In one large family, we noticed that low levels of blood lipids (low LDL cholesterol, HDL cholesterol, and triglycerides) was present in several members of the family. We described this syndrome as ˜familial combined hypolipidemia. It looked as if a single gene was responsible for the low lipid levels in the family. To discover the causal gene in the family, we sequenced all of the protein-coding genes in the genome, representing about 30,000,000 of the 3 billion bases in the human genome sequence. We discovered that loss of function of a gene called angiopoitein-like 3 (ANGPTL3) was responsible for the low lipid levels. The four people in the family who had the lowest lipid levels had two broken copies of ANGPTL3 (one copy from mom and one copy from dad). This new observation has immediately suggested ANGPTL3 as a target for medicines. In addition, we have uncovered an entirely new mechanism for the regulation of LDL cholesterol. At present, it is unclear if the individuals who have broken copies of ANGPTL3 have lower risk for heart attack (in addition to low lipid levels). We are in the process to trying to figure this out.

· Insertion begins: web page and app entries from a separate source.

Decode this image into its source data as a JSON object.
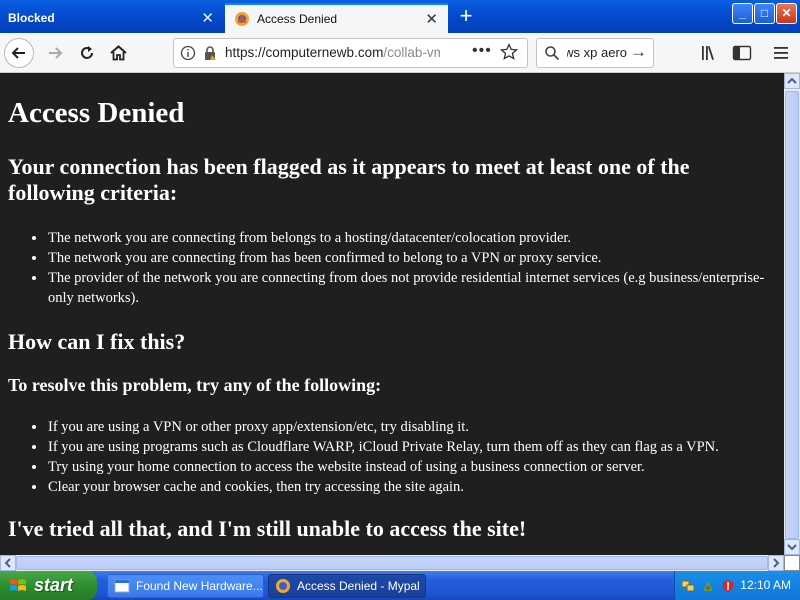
{
  "tabs": [
    {
      "label": "Blocked",
      "active": false
    },
    {
      "label": "Access Denied",
      "active": true
    }
  ],
  "new_tab_symbol": "+",
  "window_controls": {
    "minimize": "_",
    "maximize": "□",
    "close": "✕"
  },
  "urlbar": {
    "host": "https://computernewb.com",
    "path": "/collab-vm",
    "icons": [
      "info-icon",
      "lock-icon",
      "page-actions-icon",
      "bookmark-star-icon"
    ]
  },
  "searchbar": {
    "value": "windows xp aero"
  },
  "toolbar_icons": [
    "library-icon",
    "sidebar-icon",
    "menu-icon"
  ],
  "page": {
    "title": "Access Denied",
    "criteria_heading": "Your connection has been flagged as it appears to meet at least one of the following criteria:",
    "criteria": [
      "The network you are connecting from belongs to a hosting/datacenter/colocation provider.",
      "The network you are connecting from has been confirmed to belong to a VPN or proxy service.",
      "The provider of the network you are connecting from does not provide residential internet services (e.g business/enterprise-only networks)."
    ],
    "fix_heading": "How can I fix this?",
    "resolve_heading": "To resolve this problem, try any of the following:",
    "resolve_items": [
      "If you are using a VPN or other proxy app/extension/etc, try disabling it.",
      "If you are using programs such as Cloudflare WARP, iCloud Private Relay, turn them off as they can flag as a VPN.",
      "Try using your home connection to access the website instead of using a business connection or server.",
      "Clear your browser cache and cookies, then try accessing the site again."
    ],
    "tried_heading": "I've tried all that, and I'm still unable to access the site!"
  },
  "taskbar": {
    "start_label": "start",
    "tasks": [
      {
        "label": "Found New Hardware...",
        "active": false
      },
      {
        "label": "Access Denied - Mypal",
        "active": true
      }
    ],
    "clock": "12:10 AM"
  },
  "colors": {
    "page_background": "#1f1f1f",
    "page_text": "#ffffff",
    "titlebar_blue": "#0446c9",
    "start_green": "#2e8d2f"
  }
}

In the population, we recently defined a new protective gene for MI: a triglyceride-regulating protein called apolipoprotein C3 (APOC3). By studying gene sequences from over 110,000 people, we found that rare, naturally occurring mutations that break one copy of the APOC3 gene lower blood triglycerides and reduce risk of MI by over 40%, without any adverse consequences.